Going through a divorce is a tough experience for any couple, and difficulties are compounded when children or other dependent relatives are involved. Regardless of fault, it is usually the case that there are disagreements over the events that caused or contributed to the divorce, the procedure for actually obtaining the divorce, and the practicalities of separating assets and liabilities. While these occurrences would in any case present difficulties for a divorcing couple, they can be made worse by not having accurate information. When the truth can mean a party has to pay considerable sums of money or surrender access to children, it is unsurprising that divorce proceedings are wrought with fabrications and misrepresentations.
Fortunately, there are ways of addressing these challenges head on, meaning an equitable and appropriate settlement is within reach for divorcing couples no matter how bitter the initial proceedings. Private investigators (PIs) - also known as private detectives or inquiry agents in some jurisdictions - can be hired to set the record straight.
What do PIs do?
PIs are highly-trained individuals who seek out, verify, and analyze information on practically any topic using a range of specialist techniques, including surveillance, interrogation, fact-finding, and public records searches. Many PIs are contracted by law firms, newspapers, and other groups with investigative needs, but individuals are also able to hire PIs for personal or business matters. Divorce is a common domain for PIs, and their clandestine and confidential nature is often one of the main attractions of hiring them.
For the most part, divorce involves personal matters - such as infidelity, domestic violence, and deceit - but PIs are usually such well-rounded and skilled individuals that they can be instructed to investigate a whole range of matters, including complex financial and business issues that might be relevant to a divorce.

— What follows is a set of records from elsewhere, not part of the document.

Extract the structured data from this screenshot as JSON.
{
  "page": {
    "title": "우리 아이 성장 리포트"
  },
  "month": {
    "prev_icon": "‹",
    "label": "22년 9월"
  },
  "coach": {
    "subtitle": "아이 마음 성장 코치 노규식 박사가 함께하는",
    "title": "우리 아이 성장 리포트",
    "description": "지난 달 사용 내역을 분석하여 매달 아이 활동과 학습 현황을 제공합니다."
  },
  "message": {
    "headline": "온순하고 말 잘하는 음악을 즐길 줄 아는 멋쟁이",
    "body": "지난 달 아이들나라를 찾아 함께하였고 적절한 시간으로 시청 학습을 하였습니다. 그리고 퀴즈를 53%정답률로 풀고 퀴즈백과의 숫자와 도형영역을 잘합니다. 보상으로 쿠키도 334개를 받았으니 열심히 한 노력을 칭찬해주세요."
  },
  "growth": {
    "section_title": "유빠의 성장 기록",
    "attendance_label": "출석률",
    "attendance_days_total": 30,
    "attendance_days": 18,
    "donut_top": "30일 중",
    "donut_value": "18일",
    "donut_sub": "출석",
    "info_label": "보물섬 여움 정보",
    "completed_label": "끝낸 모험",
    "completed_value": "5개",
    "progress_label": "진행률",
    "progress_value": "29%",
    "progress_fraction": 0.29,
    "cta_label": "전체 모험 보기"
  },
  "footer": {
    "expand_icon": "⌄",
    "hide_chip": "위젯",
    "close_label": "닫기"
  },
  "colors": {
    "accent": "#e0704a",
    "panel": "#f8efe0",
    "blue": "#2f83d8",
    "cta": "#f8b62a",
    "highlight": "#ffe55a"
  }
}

Some of their core activities in relation to divorces include:
1. Gathering Evidence of Allegations
When filing for divorce, one or both spouses must specify whether there is fault at issue. A fault divorce is one whereby blame for the divorce is assigned owing to the actions or inactions of one or the other party. Of the traditional fault grounds, the allegation of cruelty (inflicting physical or emotional pain) is the most common, but others include: adultery, desertion, imprisonment, and sexual dysfunction that was not disclosed prior to marriage. In each of these cases, a judge will require evidence of the alleged fault. This is where PIs come in.
Gathering evidence of fault without the assistance of a PI is rarely recommended, as it could put one or both of the spouses in a dangerous position and the techniques employed could affect the outcome of the legal case in unpredictable ways. PIs are used to managing the risks associated with investigating fault and they carry out their investigations in such a way as to comply with applicable evidence laws.

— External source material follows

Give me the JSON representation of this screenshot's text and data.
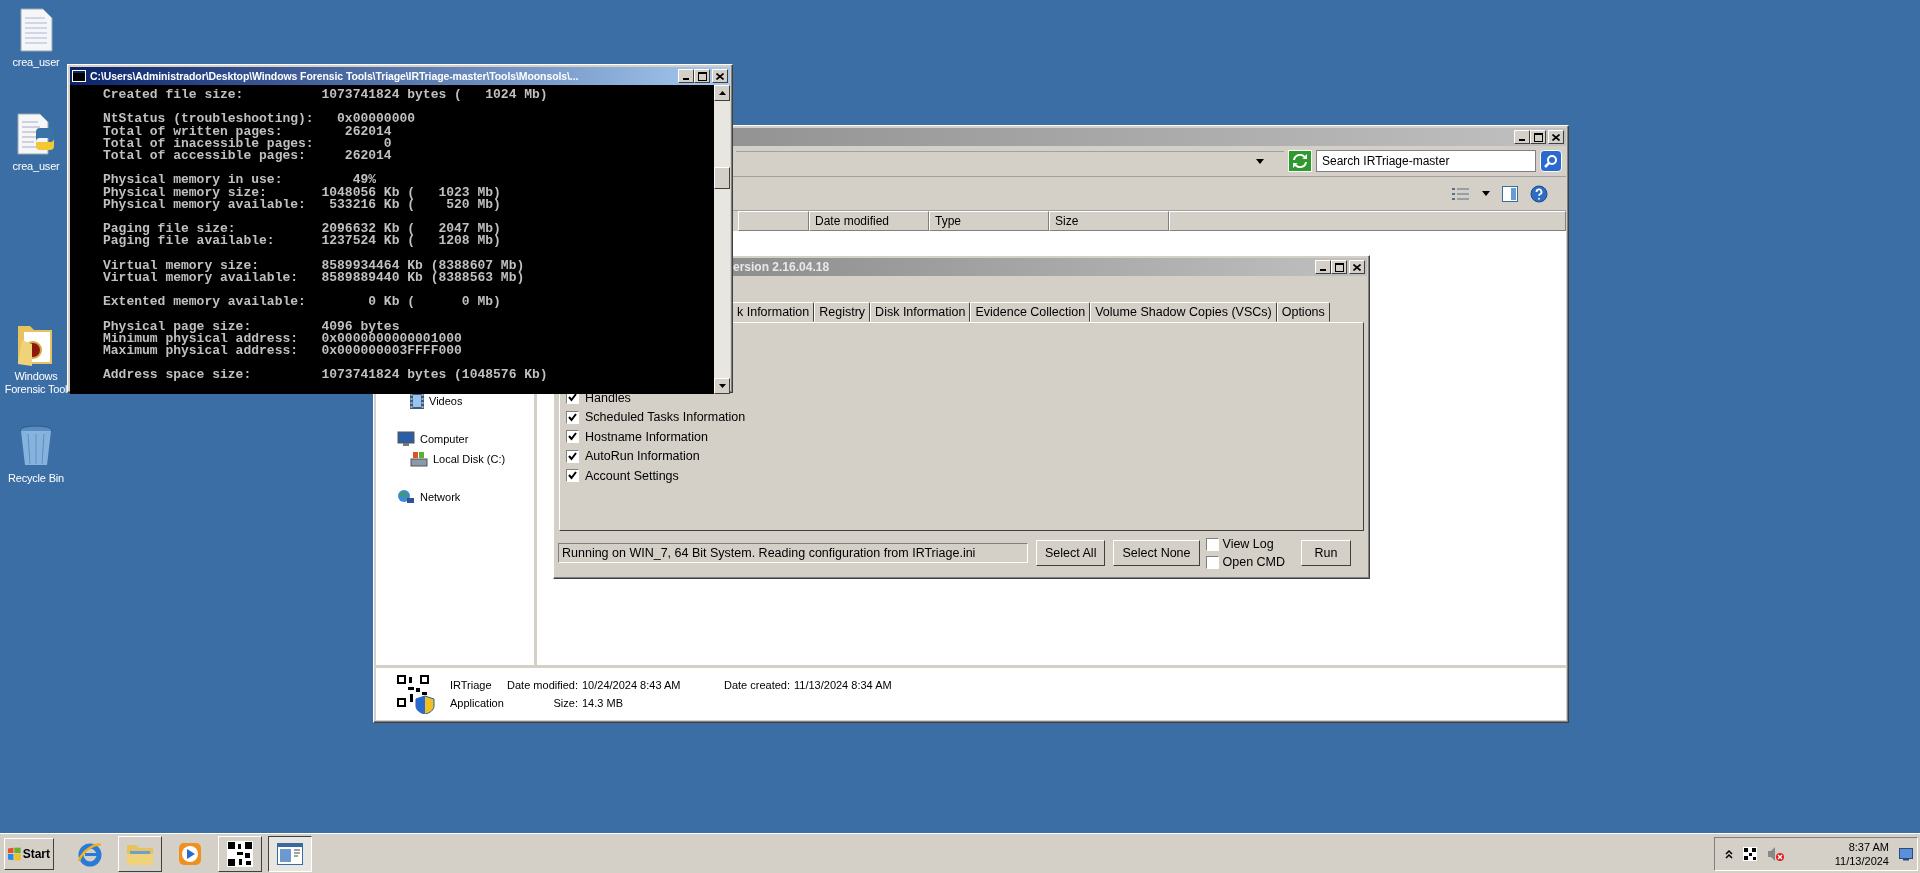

2. Ascertaining Means for Child Support
Divorce brings out a side to many spouses that the other has never seen. Nowhere is this tendency more common than in relation to the making available of assets and financial information for child support.
Often, a deep distrust of the other spouse means that one will seek to hide or obscure the true value of assets, delay salary or bonus payments, and misrepresent income so as to lower any legally-mandated child support payment. Through surveillance or complex financial analysis, PIs expertly locate the true figures involved in these situations. Their work can better ensure that reporting is fair and accurate, so that one spouse is not left with any undue financial burdens when it comes to supporting a child.
3. Investigating Suitability for Child Custody
It is not only the financial aspects of a child’s care that are at issue during divorce proceedings. More often than not, the events that lead up to the divorce indicate to one or both spouses that the other presents an issue for the child’s welfare. This is especially the case where infidelity or alcohol/drug use is suspected, as the accused may not be available to care properly for the child.
These are very serious concerns that have implications not only for the divorce, but also for the individuals involved should any criminality - such as child neglect or abuse - be discovered. Again, PIs are able to find and, importantly, verify information about any such activities and relay that back to legal teams who are then positioned to put protective measures in place for the child, whether that be a complete denial or a restriction of custody, or a form of supervised parenting time.
4. Conducting Searches into Assets
Rarely is it the case that assets and liabilities are divided in such a way that neither spouse contends the split. Whether there are debates over mortgage contributions and car payments or business values and inheritances, PIs are able to uncover financial information from a range of sources. Using this information, lawyers are able to put together more accurate and fairer plans for the division of assets upon granting of the divorce, which ultimately means a more amicable settlement and lower legal fees.
PIs are especially useful in cases where one or both spouses suspect that assets are being hidden. It is, unfortunately, quite common for one or both spouses to try to shield their assets from the divorce proceedings so as not to lose them in any eventual settlements or awards.
With divorce rates on the increase in countries all over the globe, couples will continue to face a whole host of difficulties when choosing to end their marriage. The good news is that hiring a Private Investigator is one way of reducing the stress and turmoil caused by divorce, not least because it means that all parties - spouses and their legal teams - can enter into the proceedings with more accurate information. From the discovery of hidden assets to gathering evidence of infidelity, PIs bring to light difficult or unknown issues in a way that few other professionals can.